The other night I dreamt there had been some sort of cataclysmic event. I think war had broken out and people were panicking and trying to flee the area I was living in. I was with my boyfriend and we were trying to get some supplies together before escaping out into the countryside. Except I remember what I was thinking whilst searching for supplies. I went into a very posh chocolate shop and was thinking how annoying it was that the first time looting becomes acceptable I find a fabulous chocolate shop and shouldn't really waste my energy carrying it. I chose one box of chocolates and then went into the back of the shop where they had booze. Then spent a while trying to work out which spirit would be most suitable. Whisky or vodka, whisky or vodka. I was thinking whisky would probably be better for keeping our spirits up. But thought maybe vodka would be better for sterilising wounds. In the end I decided it was probably worth taking both just in case. And bottles would be useful for carrying water once the spirit runs out anyway. So, next thing to consider was transport. My boyfriend decided it was a great excuse to get a motorbike. I was of the opinion horses would be more suitable given they don't need petrol and are probably better at travelling cross country.
There was a fair bit more before and after but that was the most vivid part of the dream. And very bizarre. I can still remember how I felt, dithering in front of the booze.

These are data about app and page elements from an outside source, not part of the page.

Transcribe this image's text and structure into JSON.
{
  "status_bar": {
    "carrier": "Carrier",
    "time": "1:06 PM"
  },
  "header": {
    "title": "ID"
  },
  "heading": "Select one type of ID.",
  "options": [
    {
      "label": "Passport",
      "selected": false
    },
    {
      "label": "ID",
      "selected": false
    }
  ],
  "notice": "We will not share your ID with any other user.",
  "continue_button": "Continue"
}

As far as I'm aware, most people dream about people they know, places they've been, situations they have experienced. I seem to do the opposite. The majority of people in my dreams are as far as I can tell, entirely figments of my imagination. Very occasionally I will be with someone I know but that is quite rare. Last night I even took it to a new level. I bought my lunch from someone in a shop. And then saw them again at a prize ceremony (she was getting an award). She recognised me too so we had a chat. So I'll meet people I know from my dreams, in my dreams, but won't meet people I know in real life? Locations are usually entirely unrecognisable too. It's not that it's *my* home and just looks a bit funny, it's a totally different place.

Plus it turns out my dreams normally have a cinema rating of 15. Some violence but no blood on screen. Weird huh.

Tuesday, 7 April 2009


It's funny, despite the fact I only started this blog for my own entertainment, I'm loathe to post in case it turns out boring. I have no expectations that anyone else will read this. But I keep thinking "No, that's not interesting enough to blog about". I'll just have to be more interesting!

Plans for tomorrow:
Investigate potential new career
Go to gym
Get a haircut
Magically transform into an interesting person?

Wednesday, 1 April 2009

First Post...

Well hello there. Whoever you are. And for whatever reason you're reading my blog.

I'm not entirely sure yet what I'm going to blog about so intend to blog about life, the universe, and everything until I decide. Current possibilities:
Other crafty stuff
Things I notice/read about that are interesting
Current Affairs
Other stuff that doesn't fit into the categories above

My main plan is just to blog about stuff that I'm interested in at the time. This may or may not bore/offend/interest you.